During the World Bank Group-International Monetary Fund (IMF) annual meetings in Lima, Peru earlier this week, IMF Managing Director Christine Lagarde said the world economy is not in a crisis any more, but in a period of change.
She warned policymakers around the world that "no country can go it alone and international cooperation is more needed than ever."
In the eyes of experts attending the meetings -- an important event to estimate the world economic situation, challenges in the period of change may not less than those in the crisis.
Just before the annual meetings, the IMF downgraded its forecast for global economic growth this year to 3.1 percent from the 3.3 percent it forecast in July and the 3.5 percent it projected in April.
In face of the severe economic situation, Lagarde said, the IMF will pay more attention to economic transition, spillovers of major economies’ policies and global cooperation.
Some economists believe that over the past seven years after the outbreak of the global financial crisis in 2008, money printing served as a main solution to boost the world economy from crisis to recovery.
Meanwhile, emerging economies and developing countries, led by China, have played the role as a major engine for global growth.
However, with the growing transition of the world economy, the old solution to boost global economic development needs to be changed.
During the period of transition, changes in China and the United States, the world’s two largest economies, will have a global impact.
As a main contributor to the world economic growth in recent years, China’s economic transition has attracted worldwide attention.
Due to China’s important role for the world economy, its economic transition has been put on the top agenda of the World Bank Group-IMF annual meetings.
Chinese Finance Minister Lou Jiwei said during the meetings that the slow growth of emerging economies is relative and China’s 7 percent is still a very high growth rate at the international level.
"Ultrahigh speed of growth is not sustainable.
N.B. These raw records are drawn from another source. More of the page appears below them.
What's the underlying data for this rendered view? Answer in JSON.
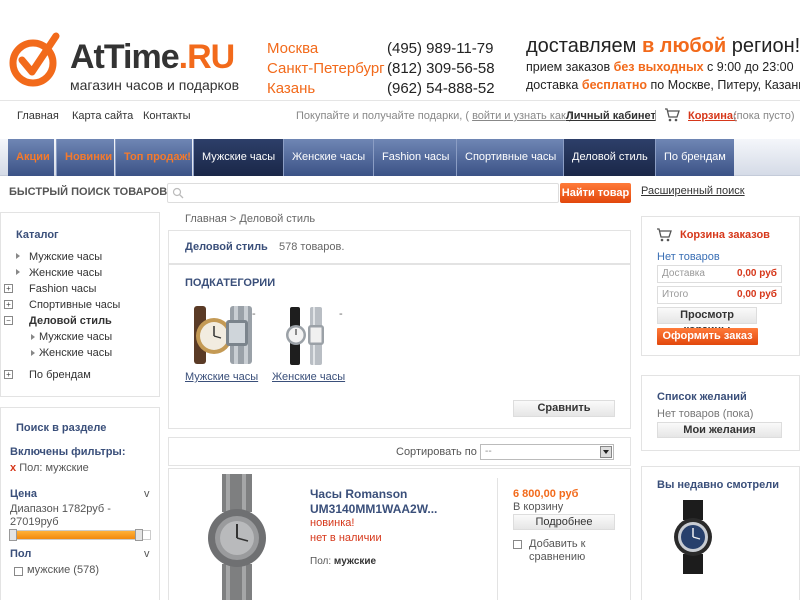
{
  "header": {
    "logo_main": "AtTime",
    "logo_tld": ".RU",
    "logo_sub": "магазин часов и подарков",
    "cities": [
      {
        "city": "Москва",
        "phone": "(495) 989-11-79"
      },
      {
        "city": "Санкт-Петербург",
        "phone": "(812) 309-56-58"
      },
      {
        "city": "Казань",
        "phone": "(962) 54-888-52"
      }
    ],
    "promo_pre": "доставляем ",
    "promo_hl": "в любой",
    "promo_post": " регион!",
    "hours_pre": "прием заказов ",
    "hours_hl": "без выходных",
    "hours_post": " с 9:00 до 23:00",
    "delivery_pre": "доставка ",
    "delivery_hl": "бесплатно",
    "delivery_post": " по Москве, Питеру, Казани"
  },
  "toplinks": {
    "home": "Главная",
    "sitemap": "Карта сайта",
    "contacts": "Контакты",
    "hint_pre": "Покупайте и получайте подарки, ( ",
    "hint_link": "войти и узнать как",
    "hint_post": " )",
    "cabinet": "Личный кабинет",
    "sep": "|",
    "cart": "Корзина:",
    "cart_empty": "(пока пусто)"
  },
  "nav": [
    "Акции",
    "Новинки",
    "Топ продаж!",
    "Мужские часы",
    "Женские часы",
    "Fashion часы",
    "Спортивные часы",
    "Деловой стиль",
    "По брендам"
  ],
  "search": {
    "label": "БЫСТРЫЙ ПОИСК ТОВАРОВ",
    "arrow": ">",
    "button": "Найти товар",
    "advanced": "Расширенный поиск"
  },
  "catalog": {
    "title": "Каталог",
    "items": [
      "Мужские часы",
      "Женские часы",
      "Fashion часы",
      "Спортивные часы",
      "Деловой стиль",
      "Мужские часы",
      "Женские часы",
      "По брендам"
    ],
    "plus": "+",
    "minus": "−"
  },
  "filter": {
    "title": "Поиск в разделе",
    "enabled": "Включены фильтры:",
    "x": "x",
    "applied": "Пол: мужские",
    "price_label": "Цена",
    "toggle": "v",
    "range_line1": "Диапазон 1782руб -",
    "range_line2": "27019руб",
    "price_range_fill": 0.92,
    "gender_label": "Пол",
    "gender_opt": "мужские (578)"
  },
  "main": {
    "breadcrumb": "Главная > Деловой стиль",
    "title": "Деловой стиль",
    "count": "578 товаров.",
    "subcats_title": "ПОДКАТЕГОРИИ",
    "subcats": [
      "Мужские часы",
      "Женские часы"
    ],
    "dash": "-",
    "compare": "Сравнить",
    "sort_label": "Сортировать по",
    "sort_value": "--",
    "product": {
      "title": "Часы Romanson UM3140MM1WAA2W...",
      "new": "новинка!",
      "availability": "нет в наличии",
      "attr_label": "Пол: ",
      "attr_value": "мужские",
      "price": "6 800,00 руб",
      "in_cart": "В корзину",
      "more": "Подробнее",
      "compare": "Добавить к сравнению"
    }
  },
  "right": {
    "cart_title": "Корзина заказов",
    "no_items": "Нет товаров",
    "delivery_label": "Доставка",
    "delivery_value": "0,00 руб",
    "total_label": "Итого",
    "total_value": "0,00 руб",
    "view_cart": "Просмотр корзины",
    "checkout": "Оформить заказ",
    "wish_title": "Список желаний",
    "wish_empty": "Нет товаров (пока)",
    "wish_btn": "Мои желания",
    "seen_title": "Вы недавно смотрели"
  },
  "colors": {
    "accent": "#f26a1b",
    "nav_blue": "#3b5286",
    "link_blue": "#3a4f7a",
    "red": "#d6371a"
  }
}
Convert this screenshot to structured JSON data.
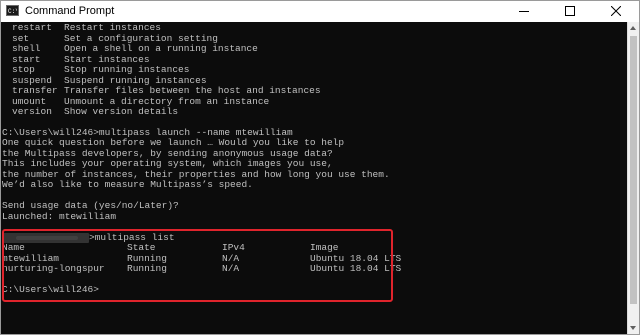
{
  "window": {
    "title": "Command Prompt",
    "icon": "cmd-icon",
    "buttons": [
      "minimize-icon",
      "maximize-icon",
      "close-icon"
    ]
  },
  "help": [
    {
      "cmd": "restart",
      "desc": "Restart instances"
    },
    {
      "cmd": "set",
      "desc": "Set a configuration setting"
    },
    {
      "cmd": "shell",
      "desc": "Open a shell on a running instance"
    },
    {
      "cmd": "start",
      "desc": "Start instances"
    },
    {
      "cmd": "stop",
      "desc": "Stop running instances"
    },
    {
      "cmd": "suspend",
      "desc": "Suspend running instances"
    },
    {
      "cmd": "transfer",
      "desc": "Transfer files between the host and instances"
    },
    {
      "cmd": "umount",
      "desc": "Unmount a directory from an instance"
    },
    {
      "cmd": "version",
      "desc": "Show version details"
    }
  ],
  "launch": {
    "prompt": "C:\\Users\\will246>multipass launch --name mtewilliam",
    "question_lines": [
      "One quick question before we launch … Would you like to help",
      "the Multipass developers, by sending anonymous usage data?",
      "This includes your operating system, which images you use,",
      "the number of instances, their properties and how long you use them.",
      "We’d also like to measure Multipass’s speed."
    ],
    "usage_prompt": "Send usage data (yes/no/Later)?",
    "launched": "Launched: mtewilliam"
  },
  "list": {
    "command": ">multipass list",
    "headers": {
      "name": "Name",
      "state": "State",
      "ipv4": "IPv4",
      "image": "Image"
    },
    "rows": [
      {
        "name": "mtewilliam",
        "state": "Running",
        "ipv4": "N/A",
        "image": "Ubuntu 18.04 LTS"
      },
      {
        "name": "nurturing-longspur",
        "state": "Running",
        "ipv4": "N/A",
        "image": "Ubuntu 18.04 LTS"
      }
    ],
    "final_prompt": "C:\\Users\\will246>"
  },
  "colors": {
    "console_bg": "#0c0c0c",
    "console_text": "#c0c0c0",
    "highlight": "#e0242c"
  }
}
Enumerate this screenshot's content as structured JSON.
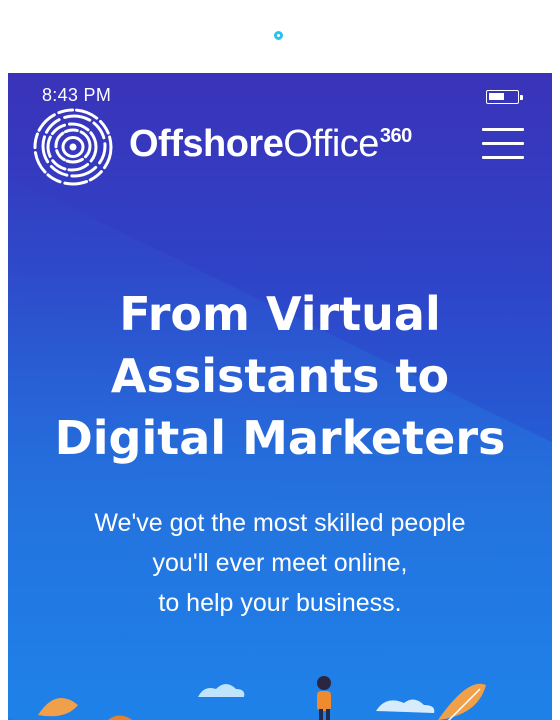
{
  "status_bar": {
    "time": "8:43 PM"
  },
  "brand": {
    "name_bold": "Offshore",
    "name_light": "Office",
    "name_sup": "360"
  },
  "header": {
    "menu_icon": "hamburger-menu-icon"
  },
  "hero": {
    "title_lines": [
      "From Virtual",
      "Assistants to",
      "Digital Marketers"
    ],
    "subtitle_lines": [
      "We've got the most skilled people",
      "you'll ever meet online,",
      "to help your business."
    ]
  },
  "colors": {
    "background_top": "#3a33b9",
    "background_bottom": "#1c79e6",
    "loader_dot": "#29c4ee",
    "text": "#ffffff"
  }
}
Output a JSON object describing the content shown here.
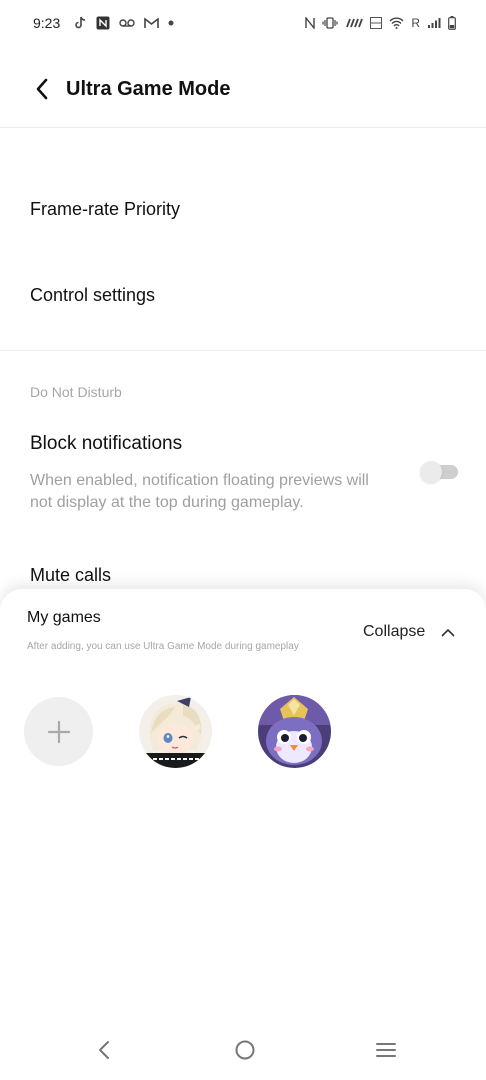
{
  "status_bar": {
    "time": "9:23",
    "carrier_text": "R",
    "left_icons": [
      "tiktok-icon",
      "nfc-icon",
      "voicemail-icon",
      "gmail-icon",
      "dot-icon"
    ],
    "right_icons": [
      "nfc-icon",
      "vibrate-icon",
      "hd-icon",
      "volte-icon",
      "wifi-icon",
      "signal-icon",
      "battery-icon"
    ]
  },
  "header": {
    "title": "Ultra Game Mode"
  },
  "menu": {
    "frame_rate": "Frame-rate Priority",
    "control_settings": "Control settings"
  },
  "dnd": {
    "section_label": "Do Not Disturb",
    "block_notifications": {
      "title": "Block notifications",
      "description": "When enabled, notification floating previews will not display at the top during gameplay.",
      "enabled": false
    },
    "mute_calls": "Mute calls"
  },
  "sheet": {
    "title": "My games",
    "subtitle": "After adding, you can use Ultra Game Mode during gameplay",
    "collapse_label": "Collapse",
    "games": [
      "genshin-impact-icon",
      "auto-chess-icon"
    ]
  },
  "colors": {
    "text_primary": "#111111",
    "text_secondary": "#a0a0a0",
    "toggle_off": "#cfcfcf",
    "sheet_bg": "#ffffff"
  }
}
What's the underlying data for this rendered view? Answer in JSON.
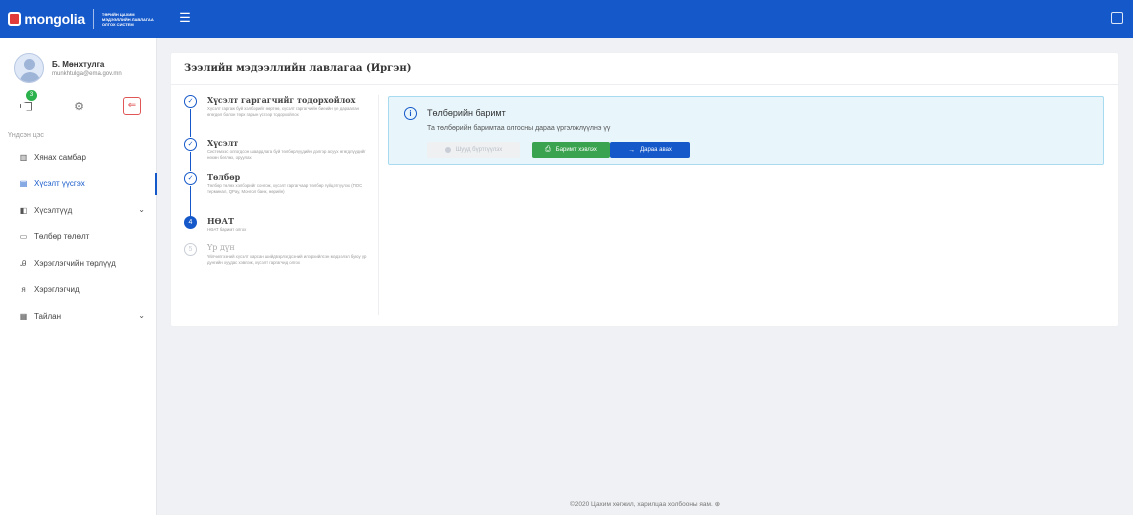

Neither is the over-reliance on government investment and real estate," Lou said, "China needs structural transformation and a change in the development mode, and a properly slower growth is a sound process."
China’s transition and reform have been widely recognized at the meetings.
Commenting on China’s GDP growth, Lagarde said the country’s slowdown was "predictable and expected."
"There will be bumps on the road as no transition can be done smoothly with no disruption or volatility ... We welcome China’s transition process coupled with more market-determined exchange rate fluctuations," she said.
Lagarde’s words were backed up by the IMF’s Global Policy Agenda, which was released ahead of the meetings.
"In China, fiscal, social security and state-owned enterprise reforms are needed to transition to more domestically-driven growth, which will benefit the global economy over time," it said.
In addition, the China-proposed Belt and Road initiative, or the Silk Road Economic Belt and the 21st Century Maritime Silk Road initiative, and the Asian Infrastructure Investment Bank (AIIB)establishment have both attracted more attention as new solutions for boosting global economic growth.
Meanwhile, the United States, whose economic recovery has largely benefited from the position of the US dollar, a universal money, should bear more global responsibilities and play a bigger role in boosting the world economic growth.
For example, it should work with other developed countries to further broaden public investment to fuel economic growth, so as to provide outside support for developing countries’ structural readjustment.
Moreover, export-dependent countries seeing their revenues falling should accelerate reform and explore new areas for growth.
All in all, both China and the United States, as well as other major economies, should strengthen coordination in their macro-policies and stay away from self-serving trade manipulation for a healthier recovery of the world economy.